Required work -
Any image found in the entries is to be skipped; the rest is returned word for word.

Given data -
'''

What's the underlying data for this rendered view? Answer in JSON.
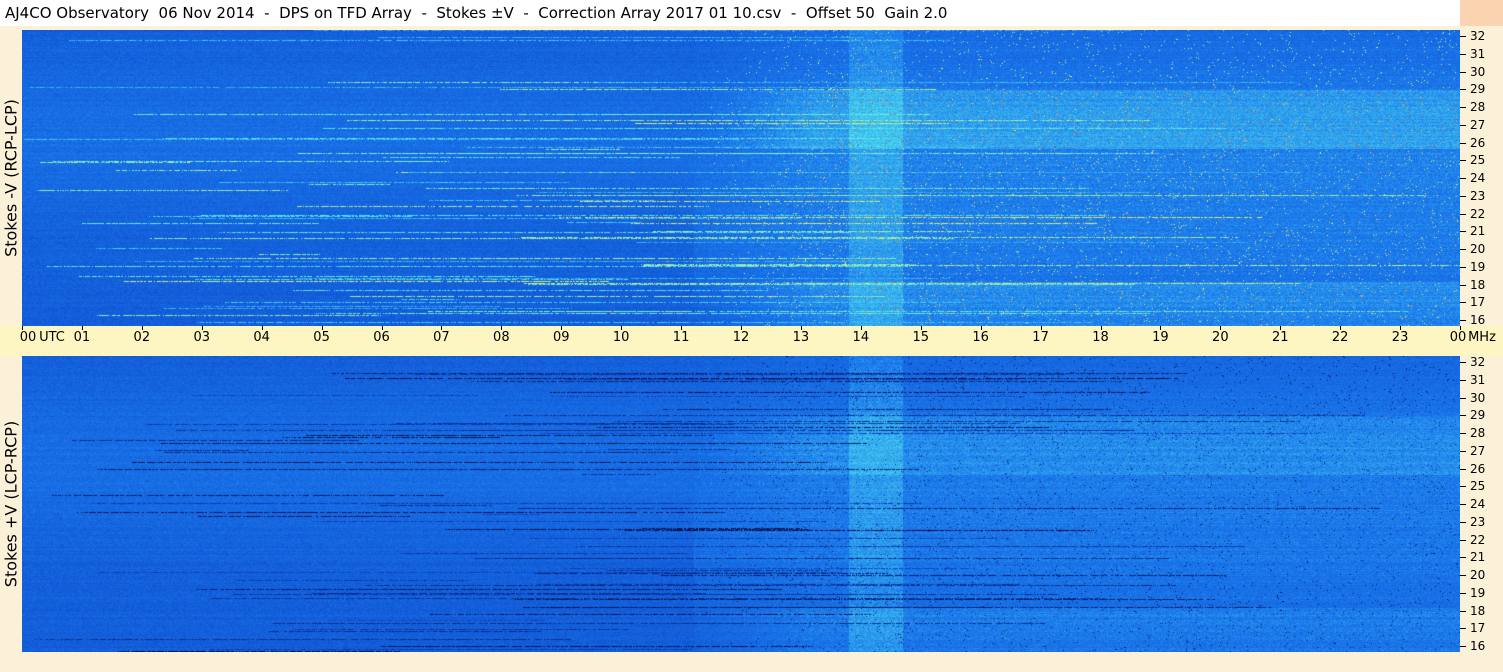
{
  "title": "AJ4CO Observatory  06 Nov 2014  -  DPS on TFD Array  -  Stokes ±V  -  Correction Array 2017 01 10.csv  -  Offset 50  Gain 2.0",
  "colors": {
    "background_low": "#0d48ca",
    "background_mid": "#1a76eb",
    "highlight_cyan": "#52e8f0",
    "highlight_yellow": "#f7ec55",
    "highlight_red": "#e52d2d",
    "dark_band": "#03042e",
    "axis_bg_yellow": "#fdf6c2",
    "axis_bg_peach": "#fad3b0"
  },
  "chart_data": {
    "type": "heatmap",
    "panels": [
      {
        "ylabel": "Stokes -V (RCP-LCP)",
        "y_unit": "MHz",
        "ylim": [
          16,
          32
        ],
        "yticks": [
          "16",
          "17",
          "18",
          "19",
          "20",
          "21",
          "22",
          "23",
          "24",
          "25",
          "26",
          "27",
          "28",
          "29",
          "30",
          "31",
          "32"
        ],
        "activity_start_hour": 11.2,
        "activity_end_hour": 24.0,
        "bright_band_hours": [
          13.8,
          14.7
        ],
        "polarity": "minus"
      },
      {
        "ylabel": "Stokes +V (LCP-RCP)",
        "y_unit": "MHz",
        "ylim": [
          16,
          32
        ],
        "yticks": [
          "16",
          "17",
          "18",
          "19",
          "20",
          "21",
          "22",
          "23",
          "24",
          "25",
          "26",
          "27",
          "28",
          "29",
          "30",
          "31",
          "32"
        ],
        "activity_start_hour": 11.2,
        "activity_end_hour": 24.0,
        "bright_band_hours": [
          13.8,
          14.7
        ],
        "polarity": "plus"
      }
    ],
    "x_axis": {
      "xlim_hours": [
        0,
        24
      ],
      "ticks": [
        "00",
        "01",
        "02",
        "03",
        "04",
        "05",
        "06",
        "07",
        "08",
        "09",
        "10",
        "11",
        "12",
        "13",
        "14",
        "15",
        "16",
        "17",
        "18",
        "19",
        "20",
        "21",
        "22",
        "23",
        "00"
      ],
      "utc_label": "UTC",
      "unit_label": "MHz"
    }
  }
}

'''

Completed task -
What's the underlying data for this rendered view? Answer in JSON.
{
  "title": "AJ4CO Observatory  06 Nov 2014  -  DPS on TFD Array  -  Stokes ±V  -  Correction Array 2017 01 10.csv  -  Offset 50  Gain 2.0",
  "colors": {
    "background_low": "#0d48ca",
    "background_mid": "#1a76eb",
    "highlight_cyan": "#52e8f0",
    "highlight_yellow": "#f7ec55",
    "highlight_red": "#e52d2d",
    "dark_band": "#03042e",
    "axis_bg_yellow": "#fdf6c2",
    "axis_bg_peach": "#fad3b0"
  },
  "chart_data": {
    "type": "heatmap",
    "panels": [
      {
        "ylabel": "Stokes -V (RCP-LCP)",
        "y_unit": "MHz",
        "ylim": [
          16,
          32
        ],
        "yticks": [
          "16",
          "17",
          "18",
          "19",
          "20",
          "21",
          "22",
          "23",
          "24",
          "25",
          "26",
          "27",
          "28",
          "29",
          "30",
          "31",
          "32"
        ],
        "activity_start_hour": 11.2,
        "activity_end_hour": 24.0,
        "bright_band_hours": [
          13.8,
          14.7
        ],
        "polarity": "minus"
      },
      {
        "ylabel": "Stokes +V (LCP-RCP)",
        "y_unit": "MHz",
        "ylim": [
          16,
          32
        ],
        "yticks": [
          "16",
          "17",
          "18",
          "19",
          "20",
          "21",
          "22",
          "23",
          "24",
          "25",
          "26",
          "27",
          "28",
          "29",
          "30",
          "31",
          "32"
        ],
        "activity_start_hour": 11.2,
        "activity_end_hour": 24.0,
        "bright_band_hours": [
          13.8,
          14.7
        ],
        "polarity": "plus"
      }
    ],
    "x_axis": {
      "xlim_hours": [
        0,
        24
      ],
      "ticks": [
        "00",
        "01",
        "02",
        "03",
        "04",
        "05",
        "06",
        "07",
        "08",
        "09",
        "10",
        "11",
        "12",
        "13",
        "14",
        "15",
        "16",
        "17",
        "18",
        "19",
        "20",
        "21",
        "22",
        "23",
        "00"
      ],
      "utc_label": "UTC",
      "unit_label": "MHz"
    }
  }
}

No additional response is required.